(Items from an interface collection)
┄┄┄┄┄┄┄┄┄┄

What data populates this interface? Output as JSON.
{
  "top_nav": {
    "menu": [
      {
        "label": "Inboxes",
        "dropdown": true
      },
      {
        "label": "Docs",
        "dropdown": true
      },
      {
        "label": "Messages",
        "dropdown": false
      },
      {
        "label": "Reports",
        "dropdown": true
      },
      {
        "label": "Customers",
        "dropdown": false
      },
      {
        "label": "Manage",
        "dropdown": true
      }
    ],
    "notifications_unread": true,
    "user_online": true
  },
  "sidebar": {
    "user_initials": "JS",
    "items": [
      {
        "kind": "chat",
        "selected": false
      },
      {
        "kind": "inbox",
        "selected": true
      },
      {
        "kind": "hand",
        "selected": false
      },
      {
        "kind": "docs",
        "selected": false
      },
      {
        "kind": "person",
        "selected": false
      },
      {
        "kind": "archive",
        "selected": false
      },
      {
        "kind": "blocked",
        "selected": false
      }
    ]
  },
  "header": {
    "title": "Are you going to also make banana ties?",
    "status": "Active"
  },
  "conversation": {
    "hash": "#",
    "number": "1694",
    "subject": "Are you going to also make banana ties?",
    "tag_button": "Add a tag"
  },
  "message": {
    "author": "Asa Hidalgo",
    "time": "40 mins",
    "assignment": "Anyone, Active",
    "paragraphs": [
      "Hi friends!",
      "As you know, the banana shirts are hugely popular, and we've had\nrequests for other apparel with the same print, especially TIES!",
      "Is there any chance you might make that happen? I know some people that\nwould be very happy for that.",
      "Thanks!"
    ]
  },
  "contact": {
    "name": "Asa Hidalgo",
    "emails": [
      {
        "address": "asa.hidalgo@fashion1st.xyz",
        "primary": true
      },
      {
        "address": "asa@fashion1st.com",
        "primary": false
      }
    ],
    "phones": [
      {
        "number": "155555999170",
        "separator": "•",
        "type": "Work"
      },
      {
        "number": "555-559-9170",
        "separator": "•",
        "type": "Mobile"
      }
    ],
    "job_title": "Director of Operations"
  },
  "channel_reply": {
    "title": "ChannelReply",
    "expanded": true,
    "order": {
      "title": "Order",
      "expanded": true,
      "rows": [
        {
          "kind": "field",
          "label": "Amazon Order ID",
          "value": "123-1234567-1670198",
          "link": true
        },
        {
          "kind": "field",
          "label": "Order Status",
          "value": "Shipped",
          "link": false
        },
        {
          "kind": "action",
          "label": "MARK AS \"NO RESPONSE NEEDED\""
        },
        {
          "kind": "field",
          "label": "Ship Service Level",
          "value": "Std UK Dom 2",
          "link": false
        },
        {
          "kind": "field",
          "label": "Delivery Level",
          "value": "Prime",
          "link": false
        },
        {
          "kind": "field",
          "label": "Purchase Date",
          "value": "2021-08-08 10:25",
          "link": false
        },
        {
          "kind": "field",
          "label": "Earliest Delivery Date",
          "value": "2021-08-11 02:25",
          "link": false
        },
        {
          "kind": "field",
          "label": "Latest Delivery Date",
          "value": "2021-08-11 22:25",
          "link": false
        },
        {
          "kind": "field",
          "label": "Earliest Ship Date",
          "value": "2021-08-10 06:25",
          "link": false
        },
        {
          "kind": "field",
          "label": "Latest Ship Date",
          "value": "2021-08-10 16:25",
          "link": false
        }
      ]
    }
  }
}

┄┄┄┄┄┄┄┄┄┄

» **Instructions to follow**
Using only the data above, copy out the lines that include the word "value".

» **Response box**
          "value": "123-1234567-1670198",
          "value": "Shipped",
          "value": "Std UK Dom 2",
          "value": "Prime",
          "value": "2021-08-08 10:25",
          "value": "2021-08-11 02:25",
          "value": "2021-08-11 22:25",
          "value": "2021-08-10 06:25",
          "value": "2021-08-10 16:25",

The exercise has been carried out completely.